Stephanie has a wide-ranging background of experience and interests, and has lived all over the United States and abroad. Her experiences have put her artistic talents to work as a teacher, writer, editor, graphic artist and radio announcer. She has also served on the board of directors of educational institutions, media outlets, non-profit organizations, and religious organizations. In 2002, she received a Bachelor’s degree with honors from the University of Connecticut with an emphasis in linguistics and anthropology. She continued her education at MIT (Massachusetts Institute of Technology), gaining a Master of Science in Linguistics in 2005.
She serves the Mohegan Tribal government as Vice-Chairman of the Council of Elders. She is also actively involved in the resurrection and instruction of the Mohegan language. According to Stephanie: “I am a Mohegan who is trying to reclaim and resurrect our language one hundred and one years after that last native speaker died....Personally, my native roots spring from both Connecticut and Hawaii and during my teenage years in Hawaii I discovered the Baha'i faith. One of the interesting principles of the faith that brings me to where I am today is the need for a universal auxiliary language. Auxiliary implies that first languages are maintained and the auxiliary language is the helper. Because of this, as the Baha'i faith spread across the world we have been making it a practice to help preserve the languages in those countries where the faith was taught.”
Presently she lives on the Mohegan Reservation in Uncasville, Connecticut (the town is named for her ancestor Uncas - see below). She serves as an Assistant to a Baha’i Auxiliary Board Member for Protection. She has three children and five grandchildren who live in Colorado.
Sachem and Statesman of the Mohegan
The early 1600s was a critical time of change for Connecticut tribes. The pressure from rapidly expanding European settlements created competition for land and resources, while disease was decimating Indian populations at an alarming rate. Within the Pequot Tribe at that time, a dispute erupted between the Pequot Sachem (head chief) Sassacus and Uncas. Uncas left with his followers, calling themselves Mohegan, or Wolf People, like their ancestors. Each tribe had its own idea of how to deal with European conflicts.
Uncas (1598-1683) became Sachem of the Mohegan Tribe, which favored collaboration with the English. The Pequots under Sassacus chose to fight them, with other local tribes taking sides. Seeing the loss brought on by continued fighting, Uncas befriended the European invaders. This controversial decision left Uncas and the Mohegans in an uneasy alliance with the English in an ensuing war with the Pequots. But staying true to their word, the Mohegans helped the English defeat the Pequots.

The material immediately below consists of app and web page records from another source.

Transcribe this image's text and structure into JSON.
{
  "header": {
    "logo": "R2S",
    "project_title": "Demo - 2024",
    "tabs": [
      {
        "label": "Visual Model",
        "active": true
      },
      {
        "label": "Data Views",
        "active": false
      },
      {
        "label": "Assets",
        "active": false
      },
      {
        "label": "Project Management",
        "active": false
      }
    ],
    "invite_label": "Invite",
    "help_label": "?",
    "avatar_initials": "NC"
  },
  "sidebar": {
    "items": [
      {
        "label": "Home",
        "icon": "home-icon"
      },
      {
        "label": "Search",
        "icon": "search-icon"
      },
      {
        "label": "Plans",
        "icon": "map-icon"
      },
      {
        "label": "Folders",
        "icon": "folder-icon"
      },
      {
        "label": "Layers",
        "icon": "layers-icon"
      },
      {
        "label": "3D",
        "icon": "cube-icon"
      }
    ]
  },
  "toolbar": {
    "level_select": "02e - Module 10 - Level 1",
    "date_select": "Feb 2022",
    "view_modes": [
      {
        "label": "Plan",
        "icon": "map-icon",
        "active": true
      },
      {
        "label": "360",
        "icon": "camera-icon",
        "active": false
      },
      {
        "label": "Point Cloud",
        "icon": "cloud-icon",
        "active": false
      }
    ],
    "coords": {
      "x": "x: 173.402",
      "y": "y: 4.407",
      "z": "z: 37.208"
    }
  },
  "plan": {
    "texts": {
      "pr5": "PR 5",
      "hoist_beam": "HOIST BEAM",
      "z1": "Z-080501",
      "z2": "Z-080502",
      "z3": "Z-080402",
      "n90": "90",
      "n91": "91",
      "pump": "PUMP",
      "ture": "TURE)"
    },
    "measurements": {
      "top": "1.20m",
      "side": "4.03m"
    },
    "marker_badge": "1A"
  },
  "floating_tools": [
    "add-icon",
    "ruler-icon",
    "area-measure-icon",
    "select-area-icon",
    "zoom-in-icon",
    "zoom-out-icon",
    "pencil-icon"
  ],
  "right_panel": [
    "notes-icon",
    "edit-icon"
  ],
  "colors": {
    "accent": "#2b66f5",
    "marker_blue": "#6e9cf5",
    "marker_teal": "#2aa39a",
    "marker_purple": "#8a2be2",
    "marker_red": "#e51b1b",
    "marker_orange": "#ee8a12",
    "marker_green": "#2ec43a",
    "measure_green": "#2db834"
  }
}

Uncas settled his people in a village at Shantok, which the Tribe defended from a Narragansett invasion sparked by European as well as Indian conflicts. Finally, the Mohegan Tribes affiliation with the English kept its people relatively safe during King Philips war and beyond.